▶ [WORK REQUEST]
Please return each entry that follows exactly as given, but without pictures.

▶ [DATASET CONTENT]
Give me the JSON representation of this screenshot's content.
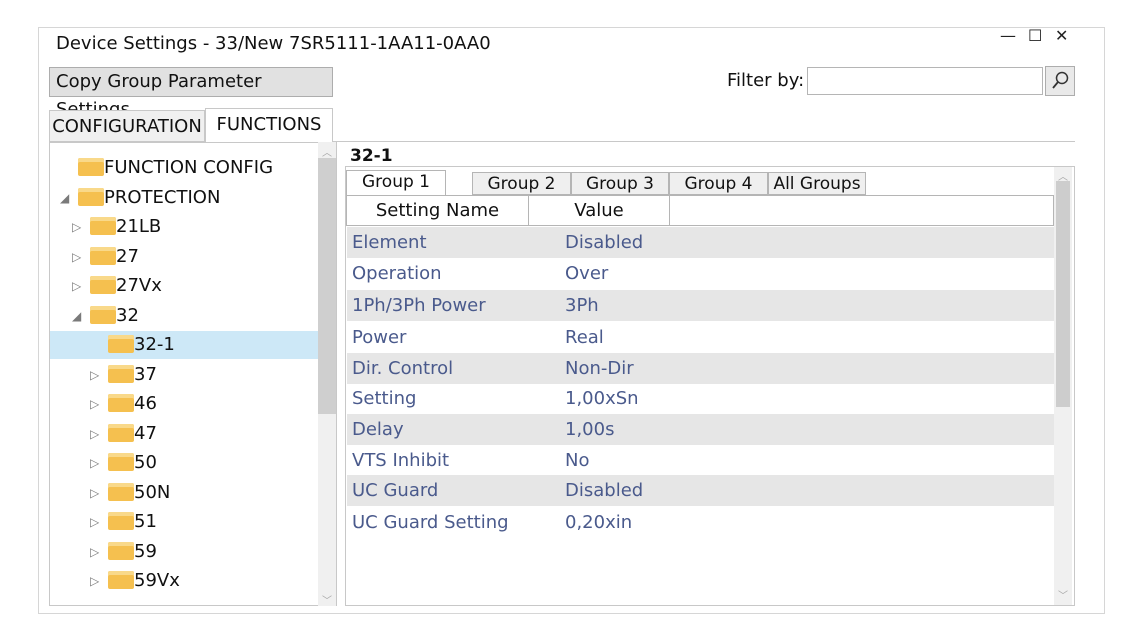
{
  "window": {
    "title": "Device Settings - 33/New 7SR5111-1AA11-0AA0",
    "min_icon": "—",
    "max_icon": "☐",
    "close_icon": "✕"
  },
  "toolbar": {
    "copy_button": "Copy Group Parameter Settings",
    "filter_label": "Filter by:",
    "filter_value": "",
    "search_icon": "search-icon"
  },
  "main_tabs": [
    "CONFIGURATION",
    "FUNCTIONS"
  ],
  "tree": {
    "items": [
      {
        "label": "FUNCTION CONFIG",
        "level": 0,
        "expander": ""
      },
      {
        "label": "PROTECTION",
        "level": 0,
        "expander": "◢"
      },
      {
        "label": "21LB",
        "level": 1,
        "expander": "▷"
      },
      {
        "label": "27",
        "level": 1,
        "expander": "▷"
      },
      {
        "label": "27Vx",
        "level": 1,
        "expander": "▷"
      },
      {
        "label": "32",
        "level": 1,
        "expander": "◢"
      },
      {
        "label": "32-1",
        "level": 2,
        "expander": ""
      },
      {
        "label": "37",
        "level": 2,
        "expander": "▷"
      },
      {
        "label": "46",
        "level": 2,
        "expander": "▷"
      },
      {
        "label": "47",
        "level": 2,
        "expander": "▷"
      },
      {
        "label": "50",
        "level": 2,
        "expander": "▷"
      },
      {
        "label": "50N",
        "level": 2,
        "expander": "▷"
      },
      {
        "label": "51",
        "level": 2,
        "expander": "▷"
      },
      {
        "label": "59",
        "level": 2,
        "expander": "▷"
      },
      {
        "label": "59Vx",
        "level": 2,
        "expander": "▷"
      }
    ]
  },
  "group_panel": {
    "title": "32-1",
    "tabs": [
      "Group 1",
      "Group 2",
      "Group 3",
      "Group 4",
      "All Groups"
    ],
    "columns": [
      "Setting Name",
      "Value"
    ],
    "rows": [
      {
        "name": "Element",
        "value": "Disabled"
      },
      {
        "name": "Operation",
        "value": "Over"
      },
      {
        "name": "1Ph/3Ph Power",
        "value": "3Ph"
      },
      {
        "name": "Power",
        "value": "Real"
      },
      {
        "name": "Dir. Control",
        "value": "Non-Dir"
      },
      {
        "name": "Setting",
        "value": "1,00xSn"
      },
      {
        "name": "Delay",
        "value": "1,00s"
      },
      {
        "name": "VTS Inhibit",
        "value": "No"
      },
      {
        "name": "UC Guard",
        "value": "Disabled"
      },
      {
        "name": "UC Guard Setting",
        "value": "0,20xin"
      }
    ]
  }
}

▶ [THE COMPLETED TASK]
Give me the JSON representation of this screenshot's content.
{
  "window": {
    "title": "Device Settings - 33/New 7SR5111-1AA11-0AA0",
    "min_icon": "—",
    "max_icon": "☐",
    "close_icon": "✕"
  },
  "toolbar": {
    "copy_button": "Copy Group Parameter Settings",
    "filter_label": "Filter by:",
    "filter_value": "",
    "search_icon": "search-icon"
  },
  "main_tabs": [
    "CONFIGURATION",
    "FUNCTIONS"
  ],
  "tree": {
    "items": [
      {
        "label": "FUNCTION CONFIG",
        "level": 0,
        "expander": ""
      },
      {
        "label": "PROTECTION",
        "level": 0,
        "expander": "◢"
      },
      {
        "label": "21LB",
        "level": 1,
        "expander": "▷"
      },
      {
        "label": "27",
        "level": 1,
        "expander": "▷"
      },
      {
        "label": "27Vx",
        "level": 1,
        "expander": "▷"
      },
      {
        "label": "32",
        "level": 1,
        "expander": "◢"
      },
      {
        "label": "32-1",
        "level": 2,
        "expander": ""
      },
      {
        "label": "37",
        "level": 2,
        "expander": "▷"
      },
      {
        "label": "46",
        "level": 2,
        "expander": "▷"
      },
      {
        "label": "47",
        "level": 2,
        "expander": "▷"
      },
      {
        "label": "50",
        "level": 2,
        "expander": "▷"
      },
      {
        "label": "50N",
        "level": 2,
        "expander": "▷"
      },
      {
        "label": "51",
        "level": 2,
        "expander": "▷"
      },
      {
        "label": "59",
        "level": 2,
        "expander": "▷"
      },
      {
        "label": "59Vx",
        "level": 2,
        "expander": "▷"
      }
    ]
  },
  "group_panel": {
    "title": "32-1",
    "tabs": [
      "Group 1",
      "Group 2",
      "Group 3",
      "Group 4",
      "All Groups"
    ],
    "columns": [
      "Setting Name",
      "Value"
    ],
    "rows": [
      {
        "name": "Element",
        "value": "Disabled"
      },
      {
        "name": "Operation",
        "value": "Over"
      },
      {
        "name": "1Ph/3Ph Power",
        "value": "3Ph"
      },
      {
        "name": "Power",
        "value": "Real"
      },
      {
        "name": "Dir. Control",
        "value": "Non-Dir"
      },
      {
        "name": "Setting",
        "value": "1,00xSn"
      },
      {
        "name": "Delay",
        "value": "1,00s"
      },
      {
        "name": "VTS Inhibit",
        "value": "No"
      },
      {
        "name": "UC Guard",
        "value": "Disabled"
      },
      {
        "name": "UC Guard Setting",
        "value": "0,20xin"
      }
    ]
  }
}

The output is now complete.